What is the difference between imitation and inspiration? I wonder this as I am currently working on a scarf that I have "designed" in that I took a stitch found in Nicky Epstein’s Knitting on the Edge and put it in a scarf. It is hardly a leap of imagination. Regardless, when I wear this scarf into my LYS and the nice ladies there ask me where I got the pattern, can I say I designed it, or should I say I got it from a Nicky Epstein book?
On a broader level, I have--as I’m sure many of us have--altered a design to better suit my tastes. At what point an altered design become its own design? If I knit a Kathy Zimmerman sweater in green Cascade 220 instead of Classic Elite, have I "designed" a sweater? What if I add an embellishment, or maybe do a garter rib in K4, P2 instead of K2, P2? When does the sweater stop being Kathy Zimmerman’s design?
Finally started on my first cap. Using #2s and now thinking for my first one I should have gone for something using bigger needles. I can tell the stitch is going to look great but as you seasoned people know, it's gonna take me a while to feel like I am getting anywhere. Oh well.
Brittney would be so proud! UGH!!!
Anyway....I goofed it was Bill not Billbear that posted the site.. www.knotjustknitting.com Sorry Bill.....and thanks Billbear for bringing it to my attention! It is still an amazing site and especially the "Galleries by Prudence" section.....Wow, cool stuff!
Have a great day guys!!!!
Oh guys!
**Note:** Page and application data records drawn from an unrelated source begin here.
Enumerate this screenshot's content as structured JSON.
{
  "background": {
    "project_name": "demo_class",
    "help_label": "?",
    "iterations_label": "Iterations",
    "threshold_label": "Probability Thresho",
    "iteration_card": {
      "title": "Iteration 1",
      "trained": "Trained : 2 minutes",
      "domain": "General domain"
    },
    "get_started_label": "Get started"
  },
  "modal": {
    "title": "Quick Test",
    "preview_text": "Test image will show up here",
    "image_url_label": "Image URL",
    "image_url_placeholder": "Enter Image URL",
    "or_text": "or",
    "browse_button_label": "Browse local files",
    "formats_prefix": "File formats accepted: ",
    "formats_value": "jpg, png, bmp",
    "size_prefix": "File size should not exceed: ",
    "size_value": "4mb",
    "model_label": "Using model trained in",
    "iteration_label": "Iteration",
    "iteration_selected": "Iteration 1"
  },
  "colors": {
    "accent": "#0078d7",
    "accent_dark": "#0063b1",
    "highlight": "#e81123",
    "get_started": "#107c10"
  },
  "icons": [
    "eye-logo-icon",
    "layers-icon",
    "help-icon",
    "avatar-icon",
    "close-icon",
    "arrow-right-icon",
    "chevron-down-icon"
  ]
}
If you have not yet seen the site that Billbear mentioned a few posts ago. www.knotjustknitting.com Run, do not walk(type slowly) to that site.....it is unbelievable!!!! A truly inspiring site!!!!
Check out these sites...
Are any of you members of the TKGA? (The Knitting Guild Assocation; http://www.tkga.com) I've considered membership off and on for a few years now but I've never done it. I have and am still considering doing their master knitter certification program. What are your thoughts on this? IMHO, the TKGA is decidedly woman centered, but I guess I should tell us all something we wouldn't already know.<
Ok so its my first time and somethings are good tight- but not when you cast on!! arrrgghhhh!!!
So I sat down with my supplies to attempt my first hat. Nice alpaca yarn, two skeins, not wound into a ball or in a workable roll, just skeins. I had hand wound some yarn I spun myself so i thought no problem, I will just make a ball by hand. It seemed like in seconds I had a mess of yarn. Fighting the urge to pull hard I worked the length I had into a ball, worked it through the maze, wound some more, worked the maze, shook it, wound some more. As I type this I still have a mess but this is me taking a break so as not to get even more frustrated. I will be taking the second one back to the store and having them wind it on that thingamajig that does it in seconds versus the hour or so it will take me. Sigh.
Gentlemen, (and lady lurkers)
Martin put me up to this, so here goes!
Here is a question to ponder....Is there something about fine, high-end natrual yarns and fibers that does, in fact, enhance the knitting experience....or is it just as pleasurable to knit with man-made fibers? The real question...are you a fiber snob and why????
Talk amongst yourselves....and then let us know
Whenever I am working on a project that I am just creating out of my mind, I will scribble down a few notations. Like a pattern motif, bound off so many stitches here and there, picked up this number etc. Then someone asks me for the pattern. Then I try and write it out. I should take better notes. Instead I get so involved in the creative aspect that I forget about the diligence of good, detailed note taking.
Any suggestions from my fellow comrades out there?
Not to good at this, but I will try and post the sweater I recently completed. I used the concept of decreasing from Ann Budd's handy book of sweater patterns for the set-in sleeve; otherwise the design is mine, experimenting and ripping (when it did not look right to me). I used wool from cottagecraft (in Canada). But I must learn the tricks of sucking in the stomach muscles etc when being photographed.